Note each line in the data holding the string "pass" and report it.

[Input Boundary: Start]

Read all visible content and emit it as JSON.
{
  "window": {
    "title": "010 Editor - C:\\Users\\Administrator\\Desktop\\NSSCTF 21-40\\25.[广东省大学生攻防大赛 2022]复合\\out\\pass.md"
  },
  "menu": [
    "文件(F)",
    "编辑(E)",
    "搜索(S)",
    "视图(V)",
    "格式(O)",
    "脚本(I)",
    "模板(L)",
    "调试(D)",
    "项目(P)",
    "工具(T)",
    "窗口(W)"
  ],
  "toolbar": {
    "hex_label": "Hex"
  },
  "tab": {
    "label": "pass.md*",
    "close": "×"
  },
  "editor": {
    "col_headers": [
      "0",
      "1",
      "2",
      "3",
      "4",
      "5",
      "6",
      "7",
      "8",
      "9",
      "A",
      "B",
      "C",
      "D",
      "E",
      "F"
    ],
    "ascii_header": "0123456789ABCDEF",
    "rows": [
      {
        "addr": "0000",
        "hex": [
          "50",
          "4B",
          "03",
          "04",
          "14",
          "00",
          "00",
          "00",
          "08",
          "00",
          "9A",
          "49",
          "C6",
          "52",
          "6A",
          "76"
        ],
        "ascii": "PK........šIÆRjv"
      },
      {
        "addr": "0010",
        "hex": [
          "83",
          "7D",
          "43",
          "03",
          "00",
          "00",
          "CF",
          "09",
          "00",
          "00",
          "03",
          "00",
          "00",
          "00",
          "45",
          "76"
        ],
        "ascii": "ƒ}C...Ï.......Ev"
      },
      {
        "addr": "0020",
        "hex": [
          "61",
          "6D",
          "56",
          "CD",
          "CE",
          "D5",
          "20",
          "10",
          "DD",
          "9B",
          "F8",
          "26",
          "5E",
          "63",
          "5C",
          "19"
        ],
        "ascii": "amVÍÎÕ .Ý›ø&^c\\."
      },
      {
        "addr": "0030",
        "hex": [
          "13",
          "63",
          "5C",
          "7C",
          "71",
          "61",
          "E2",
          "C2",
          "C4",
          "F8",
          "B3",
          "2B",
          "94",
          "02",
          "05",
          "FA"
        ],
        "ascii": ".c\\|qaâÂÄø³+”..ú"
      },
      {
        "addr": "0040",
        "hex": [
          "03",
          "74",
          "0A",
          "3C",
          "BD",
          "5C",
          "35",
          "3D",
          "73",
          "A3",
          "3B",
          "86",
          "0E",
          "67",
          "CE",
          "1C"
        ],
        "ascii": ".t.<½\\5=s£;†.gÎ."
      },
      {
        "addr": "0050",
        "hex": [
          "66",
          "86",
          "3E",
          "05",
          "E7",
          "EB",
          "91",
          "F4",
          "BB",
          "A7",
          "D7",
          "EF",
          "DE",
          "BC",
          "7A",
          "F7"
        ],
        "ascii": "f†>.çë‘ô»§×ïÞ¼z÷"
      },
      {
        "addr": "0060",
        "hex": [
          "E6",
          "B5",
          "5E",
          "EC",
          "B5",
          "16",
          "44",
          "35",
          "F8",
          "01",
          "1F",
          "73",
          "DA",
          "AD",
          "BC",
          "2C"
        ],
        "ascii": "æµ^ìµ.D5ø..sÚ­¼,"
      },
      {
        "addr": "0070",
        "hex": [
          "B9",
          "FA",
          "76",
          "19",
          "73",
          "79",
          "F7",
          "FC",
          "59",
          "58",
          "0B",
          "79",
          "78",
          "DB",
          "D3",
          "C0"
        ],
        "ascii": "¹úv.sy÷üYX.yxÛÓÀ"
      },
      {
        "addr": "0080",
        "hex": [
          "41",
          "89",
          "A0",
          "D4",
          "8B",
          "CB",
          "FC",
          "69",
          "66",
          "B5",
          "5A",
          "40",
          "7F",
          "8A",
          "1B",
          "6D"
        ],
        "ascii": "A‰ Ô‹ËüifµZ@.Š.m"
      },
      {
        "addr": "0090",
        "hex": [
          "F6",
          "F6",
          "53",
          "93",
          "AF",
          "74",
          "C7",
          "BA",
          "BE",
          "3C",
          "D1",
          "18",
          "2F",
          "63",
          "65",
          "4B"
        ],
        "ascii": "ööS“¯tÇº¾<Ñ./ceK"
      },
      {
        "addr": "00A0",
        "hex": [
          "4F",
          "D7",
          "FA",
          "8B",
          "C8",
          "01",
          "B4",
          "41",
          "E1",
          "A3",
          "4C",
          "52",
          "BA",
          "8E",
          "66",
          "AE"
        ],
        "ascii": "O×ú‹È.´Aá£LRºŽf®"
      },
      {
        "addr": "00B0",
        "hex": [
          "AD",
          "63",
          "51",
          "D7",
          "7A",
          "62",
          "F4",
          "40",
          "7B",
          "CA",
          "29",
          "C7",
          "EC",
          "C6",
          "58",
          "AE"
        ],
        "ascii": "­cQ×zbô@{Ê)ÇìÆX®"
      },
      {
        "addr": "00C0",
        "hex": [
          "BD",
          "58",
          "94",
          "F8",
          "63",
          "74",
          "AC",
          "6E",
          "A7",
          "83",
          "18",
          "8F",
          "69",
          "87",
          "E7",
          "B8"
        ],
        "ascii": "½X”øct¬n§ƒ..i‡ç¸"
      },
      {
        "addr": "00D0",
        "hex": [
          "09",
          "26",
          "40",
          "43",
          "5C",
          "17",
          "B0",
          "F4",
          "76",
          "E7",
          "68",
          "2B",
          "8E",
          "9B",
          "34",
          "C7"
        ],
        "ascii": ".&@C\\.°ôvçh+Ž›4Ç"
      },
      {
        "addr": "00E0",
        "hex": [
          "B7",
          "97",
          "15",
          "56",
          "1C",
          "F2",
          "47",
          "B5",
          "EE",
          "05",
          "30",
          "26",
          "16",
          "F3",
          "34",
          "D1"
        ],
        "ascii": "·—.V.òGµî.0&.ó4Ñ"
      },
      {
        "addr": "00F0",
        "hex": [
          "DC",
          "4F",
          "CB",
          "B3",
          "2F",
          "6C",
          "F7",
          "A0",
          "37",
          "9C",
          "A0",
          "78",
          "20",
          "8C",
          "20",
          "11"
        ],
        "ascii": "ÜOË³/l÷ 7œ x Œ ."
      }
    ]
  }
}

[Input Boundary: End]

# Output of the exercise
    "title": "010 Editor - C:\\Users\\Administrator\\Desktop\\NSSCTF 21-40\\25.[广东省大学生攻防大赛 2022]复合\\out\\pass.md"
    "label": "pass.md*",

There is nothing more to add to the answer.